My take on the incident was that it was highly unprofessional in the modern game, but I don't really consider it a "scuffle." If he had actually started a fight with his player that would be different.

The range of opinions here pretty much convinces me that this is acceptable behavior in sports, depending on the organization. The Marlins front office might actually praise him for it.

I don't like it.

I realize that sports isn't like every other business. But what Girardi did, in any other business is criminal behavior. And no, I'm not exaggerating.

UKFlounder
05-25-2006, 10:16 AM
Grabbing a player is definitely questionable behavior, but I'm not sure Girardi should try to change his behavior just because it happens to be a televised game. If that's his natural reaction, he should not try to pretend to be some calm, mild-mannered type just to project that on TV.

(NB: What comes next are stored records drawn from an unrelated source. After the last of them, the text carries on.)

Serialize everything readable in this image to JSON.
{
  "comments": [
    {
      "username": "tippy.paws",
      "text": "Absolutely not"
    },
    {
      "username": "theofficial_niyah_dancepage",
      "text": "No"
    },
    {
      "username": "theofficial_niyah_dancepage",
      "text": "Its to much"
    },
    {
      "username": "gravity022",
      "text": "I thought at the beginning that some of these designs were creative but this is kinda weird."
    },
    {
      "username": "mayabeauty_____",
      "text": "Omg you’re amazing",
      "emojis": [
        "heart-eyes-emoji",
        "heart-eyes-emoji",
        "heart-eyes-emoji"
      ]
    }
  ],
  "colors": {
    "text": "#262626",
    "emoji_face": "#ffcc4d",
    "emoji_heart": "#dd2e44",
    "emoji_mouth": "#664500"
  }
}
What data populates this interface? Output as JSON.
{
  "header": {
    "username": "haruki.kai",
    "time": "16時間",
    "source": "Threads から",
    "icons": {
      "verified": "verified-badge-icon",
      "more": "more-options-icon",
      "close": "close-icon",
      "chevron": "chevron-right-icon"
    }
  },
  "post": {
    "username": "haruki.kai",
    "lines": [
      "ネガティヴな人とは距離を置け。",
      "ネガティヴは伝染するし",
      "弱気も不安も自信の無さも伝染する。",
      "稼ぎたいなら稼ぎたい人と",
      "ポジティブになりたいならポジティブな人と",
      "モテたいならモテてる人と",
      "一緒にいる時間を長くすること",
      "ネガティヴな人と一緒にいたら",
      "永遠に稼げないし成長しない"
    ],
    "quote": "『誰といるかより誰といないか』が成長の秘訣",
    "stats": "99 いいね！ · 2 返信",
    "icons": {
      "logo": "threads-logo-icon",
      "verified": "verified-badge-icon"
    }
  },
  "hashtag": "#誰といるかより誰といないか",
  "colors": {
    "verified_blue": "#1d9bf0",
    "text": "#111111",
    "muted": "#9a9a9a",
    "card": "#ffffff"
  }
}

Granted, he needs to be smart enough to realize he's in a very public situation and that almost anything he does may attract attention, but if he starts treating his players differently just because a TV camera is around, he has no chance of being successful as he'll just be a phony.

He is a 1st year manager, so perhaps this is just a very public "learning opportunity" he went through in terms of dealing with players.

Cedric
05-25-2006, 10:21 AM
Human beings punch each other and fight over the dumbest things in this game and people are supposed to worry about this?

cincinnati chili
05-25-2006, 10:43 AM
Pro athletes consent to a certain amount of "touching." Certainly, on the field in a game situtation. Maybe they "consent" to being grabbed by the collar and dragged through the dugout on a televised baseball game that gets international attention.

Maybe.

Maybe Girardi thinks this will fire the guy up. But I'm skeptical. I think Girardi probably let his emotions get the best of him, and humiliated his guy in the process. You could argue that if Olsen's tough enough to pitch in the majors, he's tough enough to handle this. But if I were a GM, I wouldn't like it. He's a very promising player at a fragile time, pitching well below his ability. So Girardi better know exactly what he's doing, or he's blowing a good thing.

Chip R
05-25-2006, 02:37 PM
It probably wasn't the right thing to do to grab Olson but sometimes players need to have the fear of God put into them. There are different ways to do this besides grabbing a guy. I seem to recall a few starts ago Narron mentioned to the papers that he was none too happy with Claussen's latest start. Next time out, Claussen pitched that gem against the Phils. Now I don't know if that was a result of Claussen being angry but perhaps getting on a guy like Claussen might help his performance out there. If he is in trouble in the 1st inning like last night, perhaps Narron gets someone up in the bullpen just to give him the illusion he may be taken out if he doesn't get his head in the game.